§ **Your objective**: Make an exact copy of the listing below. Pictures stay out of it.

§ **Exercise material**:
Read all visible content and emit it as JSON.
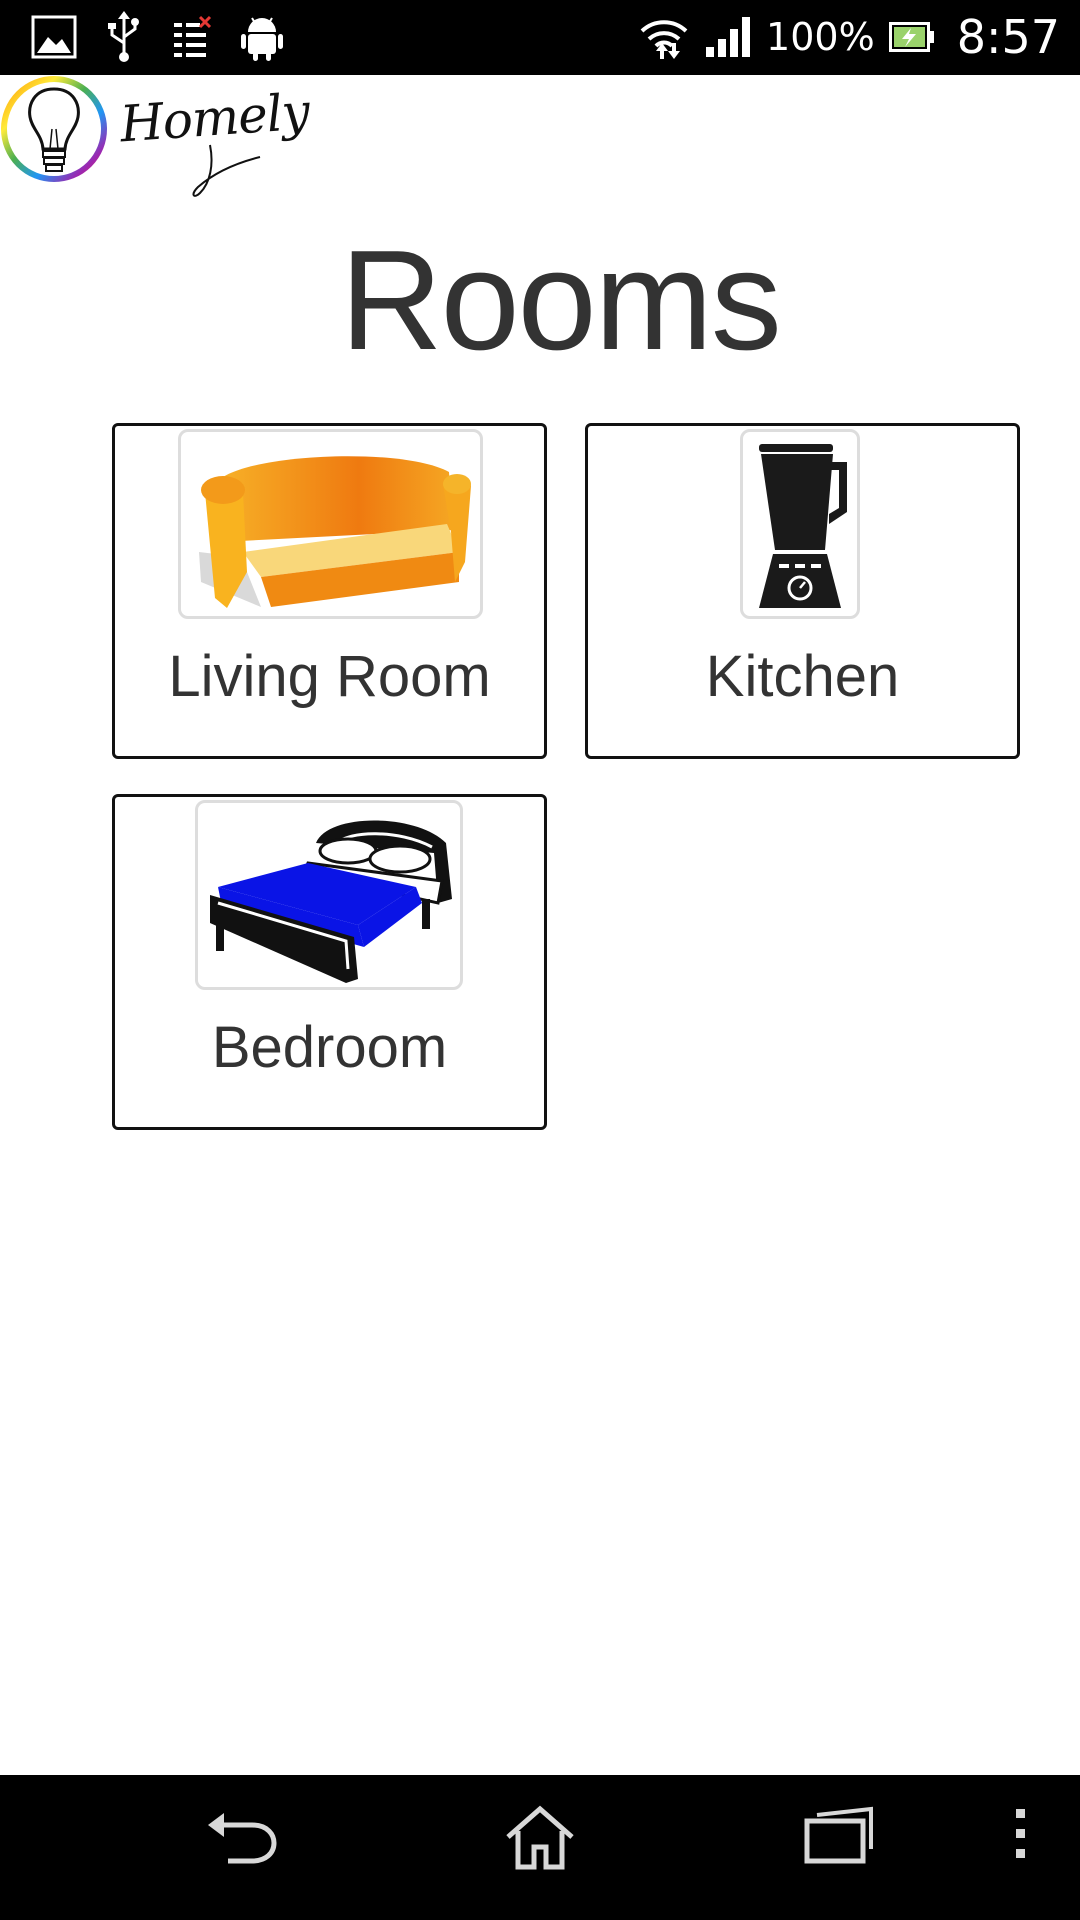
{
  "status_bar": {
    "notification_icons": [
      "gallery-icon",
      "usb-icon",
      "sync-error-icon",
      "android-icon"
    ],
    "system_icons": [
      "wifi-icon",
      "signal-icon",
      "battery-icon"
    ],
    "battery_percent": "100%",
    "clock": "8:57"
  },
  "app": {
    "logo_text": "Homely",
    "logo_icon": "lightbulb-logo-icon"
  },
  "page": {
    "title": "Rooms"
  },
  "rooms": [
    {
      "label": "Living Room",
      "icon": "sofa-icon"
    },
    {
      "label": "Kitchen",
      "icon": "blender-icon"
    },
    {
      "label": "Bedroom",
      "icon": "bed-icon"
    }
  ],
  "nav_bar": {
    "buttons": [
      "back-icon",
      "home-icon",
      "recents-icon",
      "overflow-menu-icon"
    ]
  },
  "colors": {
    "status_bar_bg": "#000000",
    "background": "#ffffff",
    "title_text": "#333333",
    "card_border": "#111111",
    "sofa": "#f29a1c",
    "bed_blanket": "#0a14e6"
  }
}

§ **Result for this task**:
Read all visible content and emit it as JSON.
{
  "status_bar": {
    "notification_icons": [
      "gallery-icon",
      "usb-icon",
      "sync-error-icon",
      "android-icon"
    ],
    "system_icons": [
      "wifi-icon",
      "signal-icon",
      "battery-icon"
    ],
    "battery_percent": "100%",
    "clock": "8:57"
  },
  "app": {
    "logo_text": "Homely",
    "logo_icon": "lightbulb-logo-icon"
  },
  "page": {
    "title": "Rooms"
  },
  "rooms": [
    {
      "label": "Living Room",
      "icon": "sofa-icon"
    },
    {
      "label": "Kitchen",
      "icon": "blender-icon"
    },
    {
      "label": "Bedroom",
      "icon": "bed-icon"
    }
  ],
  "nav_bar": {
    "buttons": [
      "back-icon",
      "home-icon",
      "recents-icon",
      "overflow-menu-icon"
    ]
  },
  "colors": {
    "status_bar_bg": "#000000",
    "background": "#ffffff",
    "title_text": "#333333",
    "card_border": "#111111",
    "sofa": "#f29a1c",
    "bed_blanket": "#0a14e6"
  }
}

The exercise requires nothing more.